Action item :: Where a line in the listing below contains the word "陕药监函", copy that line.

START Data for this exercise

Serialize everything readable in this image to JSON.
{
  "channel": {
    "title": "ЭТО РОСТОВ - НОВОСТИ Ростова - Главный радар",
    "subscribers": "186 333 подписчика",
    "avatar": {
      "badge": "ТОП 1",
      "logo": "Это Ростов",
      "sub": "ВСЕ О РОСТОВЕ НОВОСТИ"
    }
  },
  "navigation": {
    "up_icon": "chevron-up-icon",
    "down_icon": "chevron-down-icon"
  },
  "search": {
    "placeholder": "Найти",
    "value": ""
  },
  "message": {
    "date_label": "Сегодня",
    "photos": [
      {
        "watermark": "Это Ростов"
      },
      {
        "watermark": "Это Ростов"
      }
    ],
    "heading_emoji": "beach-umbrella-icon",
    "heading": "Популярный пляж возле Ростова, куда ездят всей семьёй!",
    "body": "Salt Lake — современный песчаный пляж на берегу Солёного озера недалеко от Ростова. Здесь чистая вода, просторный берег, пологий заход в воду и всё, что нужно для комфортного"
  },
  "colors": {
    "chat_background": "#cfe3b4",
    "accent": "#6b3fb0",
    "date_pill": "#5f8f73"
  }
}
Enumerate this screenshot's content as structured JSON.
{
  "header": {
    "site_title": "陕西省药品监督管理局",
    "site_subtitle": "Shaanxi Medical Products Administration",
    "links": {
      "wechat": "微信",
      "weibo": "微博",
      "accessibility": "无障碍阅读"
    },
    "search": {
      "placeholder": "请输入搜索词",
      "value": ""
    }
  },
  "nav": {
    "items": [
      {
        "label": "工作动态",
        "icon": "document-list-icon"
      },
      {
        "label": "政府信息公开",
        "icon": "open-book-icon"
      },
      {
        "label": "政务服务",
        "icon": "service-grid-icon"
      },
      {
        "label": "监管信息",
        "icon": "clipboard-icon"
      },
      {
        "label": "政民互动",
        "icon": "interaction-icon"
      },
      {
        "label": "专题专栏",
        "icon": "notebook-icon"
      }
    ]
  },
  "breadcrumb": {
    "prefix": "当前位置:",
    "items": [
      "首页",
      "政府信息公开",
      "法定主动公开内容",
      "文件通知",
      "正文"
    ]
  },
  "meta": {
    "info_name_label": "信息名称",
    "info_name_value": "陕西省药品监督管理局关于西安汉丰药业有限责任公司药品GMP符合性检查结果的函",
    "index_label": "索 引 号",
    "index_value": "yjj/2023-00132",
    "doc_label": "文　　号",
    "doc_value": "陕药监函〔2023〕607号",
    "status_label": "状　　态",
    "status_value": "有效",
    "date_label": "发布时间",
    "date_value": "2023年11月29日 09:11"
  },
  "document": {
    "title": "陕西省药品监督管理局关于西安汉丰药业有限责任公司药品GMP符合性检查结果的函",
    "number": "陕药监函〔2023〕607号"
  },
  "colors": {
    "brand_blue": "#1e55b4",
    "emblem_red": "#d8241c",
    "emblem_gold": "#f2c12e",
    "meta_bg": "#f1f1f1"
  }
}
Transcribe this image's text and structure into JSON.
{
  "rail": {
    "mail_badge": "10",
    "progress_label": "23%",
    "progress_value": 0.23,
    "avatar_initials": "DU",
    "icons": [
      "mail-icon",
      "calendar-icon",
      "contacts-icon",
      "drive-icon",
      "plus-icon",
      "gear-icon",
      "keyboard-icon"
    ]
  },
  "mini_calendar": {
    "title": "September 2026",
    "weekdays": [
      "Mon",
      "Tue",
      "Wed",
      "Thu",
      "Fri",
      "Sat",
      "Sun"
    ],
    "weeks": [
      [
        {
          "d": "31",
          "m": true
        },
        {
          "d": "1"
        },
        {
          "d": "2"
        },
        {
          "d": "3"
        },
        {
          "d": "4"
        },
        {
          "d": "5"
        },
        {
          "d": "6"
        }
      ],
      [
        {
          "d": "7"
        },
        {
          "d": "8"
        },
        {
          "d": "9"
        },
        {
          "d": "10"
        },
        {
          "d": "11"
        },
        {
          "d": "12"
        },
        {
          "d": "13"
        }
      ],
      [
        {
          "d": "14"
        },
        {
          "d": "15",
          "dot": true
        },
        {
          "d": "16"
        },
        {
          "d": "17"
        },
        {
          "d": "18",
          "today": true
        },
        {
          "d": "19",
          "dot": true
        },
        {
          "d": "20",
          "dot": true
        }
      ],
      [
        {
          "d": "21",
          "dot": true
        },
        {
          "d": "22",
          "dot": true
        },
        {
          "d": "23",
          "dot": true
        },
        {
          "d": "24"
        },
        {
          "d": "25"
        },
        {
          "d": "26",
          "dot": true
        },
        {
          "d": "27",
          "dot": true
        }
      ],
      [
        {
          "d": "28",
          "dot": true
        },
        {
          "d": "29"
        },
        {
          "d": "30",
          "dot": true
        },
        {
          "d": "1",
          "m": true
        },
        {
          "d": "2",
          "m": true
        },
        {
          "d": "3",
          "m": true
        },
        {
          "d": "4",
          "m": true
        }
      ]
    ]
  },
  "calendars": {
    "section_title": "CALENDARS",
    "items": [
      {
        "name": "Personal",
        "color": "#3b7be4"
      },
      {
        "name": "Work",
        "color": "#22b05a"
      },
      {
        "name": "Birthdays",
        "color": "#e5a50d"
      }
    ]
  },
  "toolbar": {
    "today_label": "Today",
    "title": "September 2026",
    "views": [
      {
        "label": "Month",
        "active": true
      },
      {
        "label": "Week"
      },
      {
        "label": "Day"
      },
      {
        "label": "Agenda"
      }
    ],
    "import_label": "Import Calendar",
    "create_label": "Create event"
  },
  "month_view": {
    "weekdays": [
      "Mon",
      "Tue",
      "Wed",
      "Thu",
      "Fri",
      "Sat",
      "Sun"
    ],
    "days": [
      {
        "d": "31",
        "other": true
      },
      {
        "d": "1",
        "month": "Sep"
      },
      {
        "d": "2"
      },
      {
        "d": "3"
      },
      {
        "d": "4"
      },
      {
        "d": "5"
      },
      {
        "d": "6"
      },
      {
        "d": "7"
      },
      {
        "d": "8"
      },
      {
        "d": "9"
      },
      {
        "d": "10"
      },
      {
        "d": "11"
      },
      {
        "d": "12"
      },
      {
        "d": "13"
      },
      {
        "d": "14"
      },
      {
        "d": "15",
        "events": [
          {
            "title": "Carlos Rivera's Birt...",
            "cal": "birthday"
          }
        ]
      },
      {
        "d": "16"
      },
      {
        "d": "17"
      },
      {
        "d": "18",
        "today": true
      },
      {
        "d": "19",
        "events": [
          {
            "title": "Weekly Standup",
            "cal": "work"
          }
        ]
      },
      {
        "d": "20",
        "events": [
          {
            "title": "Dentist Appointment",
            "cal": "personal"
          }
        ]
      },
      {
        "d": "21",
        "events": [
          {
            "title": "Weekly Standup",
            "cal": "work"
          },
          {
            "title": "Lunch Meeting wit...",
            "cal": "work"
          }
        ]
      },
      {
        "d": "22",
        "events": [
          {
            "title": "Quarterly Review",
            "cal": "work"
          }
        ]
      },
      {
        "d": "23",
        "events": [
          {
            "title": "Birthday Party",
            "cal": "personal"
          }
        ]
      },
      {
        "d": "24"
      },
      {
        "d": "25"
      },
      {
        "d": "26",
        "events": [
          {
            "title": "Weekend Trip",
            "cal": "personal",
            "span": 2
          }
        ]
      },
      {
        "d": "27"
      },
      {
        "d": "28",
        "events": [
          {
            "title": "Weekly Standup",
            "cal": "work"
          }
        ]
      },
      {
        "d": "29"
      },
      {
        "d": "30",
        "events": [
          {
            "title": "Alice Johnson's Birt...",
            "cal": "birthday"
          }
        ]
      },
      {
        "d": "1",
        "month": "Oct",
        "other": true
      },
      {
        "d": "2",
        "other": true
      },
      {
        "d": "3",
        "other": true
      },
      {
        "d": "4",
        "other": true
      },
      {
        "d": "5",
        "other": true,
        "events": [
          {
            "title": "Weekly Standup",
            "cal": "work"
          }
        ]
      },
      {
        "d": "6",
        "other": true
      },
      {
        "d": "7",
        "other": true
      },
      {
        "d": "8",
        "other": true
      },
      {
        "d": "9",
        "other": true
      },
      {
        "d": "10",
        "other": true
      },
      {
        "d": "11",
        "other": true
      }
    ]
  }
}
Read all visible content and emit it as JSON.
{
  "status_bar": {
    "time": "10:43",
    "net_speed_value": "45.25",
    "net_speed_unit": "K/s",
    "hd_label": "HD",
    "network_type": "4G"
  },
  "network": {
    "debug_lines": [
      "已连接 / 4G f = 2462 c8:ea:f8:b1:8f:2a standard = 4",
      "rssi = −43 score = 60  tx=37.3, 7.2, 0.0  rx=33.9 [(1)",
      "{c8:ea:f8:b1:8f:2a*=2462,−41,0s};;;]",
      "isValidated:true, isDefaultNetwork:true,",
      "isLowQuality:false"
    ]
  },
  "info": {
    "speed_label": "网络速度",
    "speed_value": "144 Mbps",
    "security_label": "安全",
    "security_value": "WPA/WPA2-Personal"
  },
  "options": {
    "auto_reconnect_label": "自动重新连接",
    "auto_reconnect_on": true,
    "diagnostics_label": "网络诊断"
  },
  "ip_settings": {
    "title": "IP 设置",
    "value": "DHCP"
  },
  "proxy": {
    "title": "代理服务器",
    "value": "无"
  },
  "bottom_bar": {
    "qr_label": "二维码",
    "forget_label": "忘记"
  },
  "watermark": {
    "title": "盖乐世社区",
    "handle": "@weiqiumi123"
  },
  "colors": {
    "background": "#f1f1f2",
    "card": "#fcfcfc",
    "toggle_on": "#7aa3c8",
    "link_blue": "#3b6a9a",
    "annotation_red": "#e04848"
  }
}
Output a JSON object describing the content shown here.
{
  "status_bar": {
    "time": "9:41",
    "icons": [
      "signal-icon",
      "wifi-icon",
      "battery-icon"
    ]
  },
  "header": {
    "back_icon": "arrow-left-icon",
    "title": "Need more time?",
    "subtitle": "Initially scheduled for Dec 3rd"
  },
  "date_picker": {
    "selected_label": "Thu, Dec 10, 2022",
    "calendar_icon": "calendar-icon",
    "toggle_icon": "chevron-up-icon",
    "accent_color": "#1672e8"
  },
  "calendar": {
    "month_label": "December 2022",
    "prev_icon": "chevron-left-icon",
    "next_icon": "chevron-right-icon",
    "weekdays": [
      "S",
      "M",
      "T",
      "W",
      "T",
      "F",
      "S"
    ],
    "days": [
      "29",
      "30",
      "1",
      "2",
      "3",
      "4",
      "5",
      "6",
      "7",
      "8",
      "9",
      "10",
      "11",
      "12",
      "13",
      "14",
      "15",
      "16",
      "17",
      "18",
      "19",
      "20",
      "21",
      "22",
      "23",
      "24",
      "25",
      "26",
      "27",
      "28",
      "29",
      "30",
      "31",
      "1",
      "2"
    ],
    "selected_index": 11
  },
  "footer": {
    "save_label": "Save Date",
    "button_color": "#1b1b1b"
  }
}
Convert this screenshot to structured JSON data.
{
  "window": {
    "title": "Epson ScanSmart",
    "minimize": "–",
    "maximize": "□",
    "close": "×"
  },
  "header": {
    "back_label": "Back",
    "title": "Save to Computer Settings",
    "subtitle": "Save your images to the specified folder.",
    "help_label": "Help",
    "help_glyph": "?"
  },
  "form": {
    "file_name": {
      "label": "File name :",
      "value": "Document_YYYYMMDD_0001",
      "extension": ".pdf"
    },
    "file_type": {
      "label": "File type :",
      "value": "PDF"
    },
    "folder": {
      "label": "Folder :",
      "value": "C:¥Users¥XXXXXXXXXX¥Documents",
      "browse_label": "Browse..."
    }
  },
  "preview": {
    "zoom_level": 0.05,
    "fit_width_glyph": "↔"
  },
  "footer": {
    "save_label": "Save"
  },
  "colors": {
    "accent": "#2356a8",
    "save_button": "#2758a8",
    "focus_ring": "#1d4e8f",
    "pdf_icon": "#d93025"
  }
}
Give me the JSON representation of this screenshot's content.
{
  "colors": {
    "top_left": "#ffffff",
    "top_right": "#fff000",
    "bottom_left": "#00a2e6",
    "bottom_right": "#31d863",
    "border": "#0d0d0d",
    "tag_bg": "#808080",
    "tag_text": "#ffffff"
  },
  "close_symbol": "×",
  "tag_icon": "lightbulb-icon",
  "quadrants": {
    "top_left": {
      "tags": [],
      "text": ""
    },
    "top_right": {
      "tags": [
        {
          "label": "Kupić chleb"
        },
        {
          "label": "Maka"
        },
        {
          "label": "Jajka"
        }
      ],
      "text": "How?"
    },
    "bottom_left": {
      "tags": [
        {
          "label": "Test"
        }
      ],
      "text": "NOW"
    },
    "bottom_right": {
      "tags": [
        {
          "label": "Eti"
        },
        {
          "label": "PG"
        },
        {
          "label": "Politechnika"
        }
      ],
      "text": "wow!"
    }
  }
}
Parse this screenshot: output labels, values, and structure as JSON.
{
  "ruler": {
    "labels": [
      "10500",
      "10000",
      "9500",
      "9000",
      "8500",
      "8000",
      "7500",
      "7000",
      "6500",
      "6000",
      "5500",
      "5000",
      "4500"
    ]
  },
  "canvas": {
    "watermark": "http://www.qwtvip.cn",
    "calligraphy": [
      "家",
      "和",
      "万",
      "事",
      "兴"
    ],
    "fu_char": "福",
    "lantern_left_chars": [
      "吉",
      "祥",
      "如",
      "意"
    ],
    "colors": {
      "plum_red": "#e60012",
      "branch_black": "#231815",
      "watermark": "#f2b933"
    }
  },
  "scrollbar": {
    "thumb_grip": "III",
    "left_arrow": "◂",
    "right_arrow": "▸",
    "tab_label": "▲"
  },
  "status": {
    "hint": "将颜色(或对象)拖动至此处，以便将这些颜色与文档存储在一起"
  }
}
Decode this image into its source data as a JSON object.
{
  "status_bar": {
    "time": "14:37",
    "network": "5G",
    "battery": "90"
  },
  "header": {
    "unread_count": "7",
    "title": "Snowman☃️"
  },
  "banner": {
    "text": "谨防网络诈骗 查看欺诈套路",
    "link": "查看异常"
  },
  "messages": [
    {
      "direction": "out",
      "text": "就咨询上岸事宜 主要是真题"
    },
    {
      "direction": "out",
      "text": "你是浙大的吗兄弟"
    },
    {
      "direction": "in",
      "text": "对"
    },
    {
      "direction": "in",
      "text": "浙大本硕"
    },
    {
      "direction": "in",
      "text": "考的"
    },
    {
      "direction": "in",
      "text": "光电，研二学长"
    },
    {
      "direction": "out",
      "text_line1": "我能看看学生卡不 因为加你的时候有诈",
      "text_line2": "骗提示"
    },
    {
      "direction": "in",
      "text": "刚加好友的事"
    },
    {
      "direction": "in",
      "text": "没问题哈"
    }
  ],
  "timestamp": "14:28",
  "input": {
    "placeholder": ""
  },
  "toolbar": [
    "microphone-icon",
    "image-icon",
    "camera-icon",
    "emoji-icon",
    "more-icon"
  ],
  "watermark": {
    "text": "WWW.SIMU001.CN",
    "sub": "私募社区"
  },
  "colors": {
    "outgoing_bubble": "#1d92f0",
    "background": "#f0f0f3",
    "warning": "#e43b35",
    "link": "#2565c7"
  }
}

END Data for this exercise

Written response ::
    "doc_value": "陕药监函〔2023〕607号",
    "number": "陕药监函〔2023〕607号"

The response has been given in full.